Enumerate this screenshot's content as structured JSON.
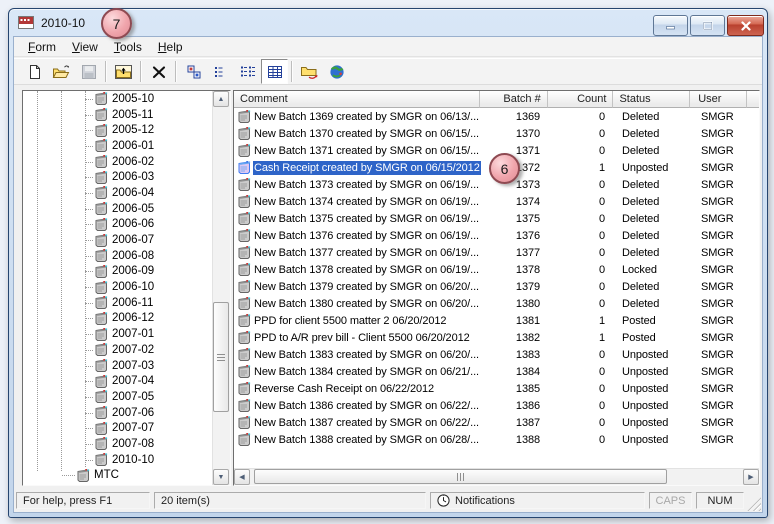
{
  "window": {
    "title": "2010-10",
    "controls": {
      "minimize": "minimize",
      "maximize": "maximize",
      "close": "close"
    }
  },
  "menu": {
    "items": [
      {
        "label": "Form"
      },
      {
        "label": "View"
      },
      {
        "label": "Tools"
      },
      {
        "label": "Help"
      }
    ]
  },
  "toolbar": {
    "buttons": [
      {
        "name": "new-document",
        "icon": "new-document-icon",
        "state": "normal",
        "group": 1
      },
      {
        "name": "open",
        "icon": "open-folder-icon",
        "state": "normal",
        "group": 1
      },
      {
        "name": "save",
        "icon": "save-icon",
        "state": "disabled",
        "group": 1
      },
      {
        "name": "up-one-level",
        "icon": "up-folder-icon",
        "state": "normal",
        "group": 2
      },
      {
        "name": "delete",
        "icon": "delete-x-icon",
        "state": "normal",
        "group": 3
      },
      {
        "name": "small-icons-view",
        "icon": "small-icons-view-icon",
        "state": "normal",
        "group": 4
      },
      {
        "name": "list-view",
        "icon": "list-view-icon",
        "state": "normal",
        "group": 4
      },
      {
        "name": "multi-list-view",
        "icon": "multi-list-view-icon",
        "state": "normal",
        "group": 4
      },
      {
        "name": "details-view",
        "icon": "details-view-icon",
        "state": "pressed",
        "group": 4
      },
      {
        "name": "post-folder",
        "icon": "folder-arrow-icon",
        "state": "normal",
        "group": 5
      },
      {
        "name": "internet",
        "icon": "globe-icon",
        "state": "normal",
        "group": 5
      }
    ]
  },
  "tree": {
    "items": [
      {
        "label": "2005-10",
        "level": 4
      },
      {
        "label": "2005-11",
        "level": 4
      },
      {
        "label": "2005-12",
        "level": 4
      },
      {
        "label": "2006-01",
        "level": 4
      },
      {
        "label": "2006-02",
        "level": 4
      },
      {
        "label": "2006-03",
        "level": 4
      },
      {
        "label": "2006-04",
        "level": 4
      },
      {
        "label": "2006-05",
        "level": 4
      },
      {
        "label": "2006-06",
        "level": 4
      },
      {
        "label": "2006-07",
        "level": 4
      },
      {
        "label": "2006-08",
        "level": 4
      },
      {
        "label": "2006-09",
        "level": 4
      },
      {
        "label": "2006-10",
        "level": 4
      },
      {
        "label": "2006-11",
        "level": 4
      },
      {
        "label": "2006-12",
        "level": 4
      },
      {
        "label": "2007-01",
        "level": 4
      },
      {
        "label": "2007-02",
        "level": 4
      },
      {
        "label": "2007-03",
        "level": 4
      },
      {
        "label": "2007-04",
        "level": 4
      },
      {
        "label": "2007-05",
        "level": 4
      },
      {
        "label": "2007-06",
        "level": 4
      },
      {
        "label": "2007-07",
        "level": 4
      },
      {
        "label": "2007-08",
        "level": 4
      },
      {
        "label": "2010-10",
        "level": 4
      },
      {
        "label": "MTC",
        "level": 3
      }
    ]
  },
  "list": {
    "columns": [
      {
        "id": "comment",
        "label": "Comment",
        "align": "left"
      },
      {
        "id": "batch",
        "label": "Batch #",
        "align": "right"
      },
      {
        "id": "count",
        "label": "Count",
        "align": "right"
      },
      {
        "id": "status",
        "label": "Status",
        "align": "left"
      },
      {
        "id": "user",
        "label": "User",
        "align": "left"
      }
    ],
    "rows": [
      {
        "comment": "New Batch 1369 created by SMGR on 06/13/...",
        "batch": "1369",
        "count": "0",
        "status": "Deleted",
        "user": "SMGR",
        "selected": false
      },
      {
        "comment": "New Batch 1370 created by SMGR on 06/15/...",
        "batch": "1370",
        "count": "0",
        "status": "Deleted",
        "user": "SMGR",
        "selected": false
      },
      {
        "comment": "New Batch 1371 created by SMGR on 06/15/...",
        "batch": "1371",
        "count": "0",
        "status": "Deleted",
        "user": "SMGR",
        "selected": false
      },
      {
        "comment": "Cash Receipt created by SMGR on 06/15/2012",
        "batch": "1372",
        "count": "1",
        "status": "Unposted",
        "user": "SMGR",
        "selected": true
      },
      {
        "comment": "New Batch 1373 created by SMGR on 06/19/...",
        "batch": "1373",
        "count": "0",
        "status": "Deleted",
        "user": "SMGR",
        "selected": false
      },
      {
        "comment": "New Batch 1374 created by SMGR on 06/19/...",
        "batch": "1374",
        "count": "0",
        "status": "Deleted",
        "user": "SMGR",
        "selected": false
      },
      {
        "comment": "New Batch 1375 created by SMGR on 06/19/...",
        "batch": "1375",
        "count": "0",
        "status": "Deleted",
        "user": "SMGR",
        "selected": false
      },
      {
        "comment": "New Batch 1376 created by SMGR on 06/19/...",
        "batch": "1376",
        "count": "0",
        "status": "Deleted",
        "user": "SMGR",
        "selected": false
      },
      {
        "comment": "New Batch 1377 created by SMGR on 06/19/...",
        "batch": "1377",
        "count": "0",
        "status": "Deleted",
        "user": "SMGR",
        "selected": false
      },
      {
        "comment": "New Batch 1378 created by SMGR on 06/19/...",
        "batch": "1378",
        "count": "0",
        "status": "Locked",
        "user": "SMGR",
        "selected": false
      },
      {
        "comment": "New Batch 1379 created by SMGR on 06/20/...",
        "batch": "1379",
        "count": "0",
        "status": "Deleted",
        "user": "SMGR",
        "selected": false
      },
      {
        "comment": "New Batch 1380 created by SMGR on 06/20/...",
        "batch": "1380",
        "count": "0",
        "status": "Deleted",
        "user": "SMGR",
        "selected": false
      },
      {
        "comment": "PPD for client 5500 matter 2  06/20/2012",
        "batch": "1381",
        "count": "1",
        "status": "Posted",
        "user": "SMGR",
        "selected": false
      },
      {
        "comment": "PPD to A/R prev bill - Client 5500 06/20/2012",
        "batch": "1382",
        "count": "1",
        "status": "Posted",
        "user": "SMGR",
        "selected": false
      },
      {
        "comment": "New Batch 1383 created by SMGR on 06/20/...",
        "batch": "1383",
        "count": "0",
        "status": "Unposted",
        "user": "SMGR",
        "selected": false
      },
      {
        "comment": "New Batch 1384 created by SMGR on 06/21/...",
        "batch": "1384",
        "count": "0",
        "status": "Unposted",
        "user": "SMGR",
        "selected": false
      },
      {
        "comment": "Reverse Cash Receipt on 06/22/2012",
        "batch": "1385",
        "count": "0",
        "status": "Unposted",
        "user": "SMGR",
        "selected": false
      },
      {
        "comment": "New Batch 1386 created by SMGR on 06/22/...",
        "batch": "1386",
        "count": "0",
        "status": "Unposted",
        "user": "SMGR",
        "selected": false
      },
      {
        "comment": "New Batch 1387 created by SMGR on 06/22/...",
        "batch": "1387",
        "count": "0",
        "status": "Unposted",
        "user": "SMGR",
        "selected": false
      },
      {
        "comment": "New Batch 1388 created by SMGR on 06/28/...",
        "batch": "1388",
        "count": "0",
        "status": "Unposted",
        "user": "SMGR",
        "selected": false
      }
    ]
  },
  "statusbar": {
    "help_text": "For help, press F1",
    "item_count": "20 item(s)",
    "notifications_label": "Notifications",
    "caps_indicator": "CAPS",
    "num_indicator": "NUM"
  },
  "callouts": [
    {
      "label": "7"
    },
    {
      "label": "6"
    }
  ],
  "colors": {
    "selection": "#2E64C8",
    "callout_fill_light": "#FCDADD",
    "callout_fill_mid": "#F0A5AC",
    "callout_fill_dark": "#E08B94",
    "callout_border": "#8E4A52",
    "titlebar_top": "#E8F1FB",
    "titlebar_bottom": "#BDD2EC"
  }
}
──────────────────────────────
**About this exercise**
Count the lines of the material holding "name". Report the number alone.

**Exercise output**
11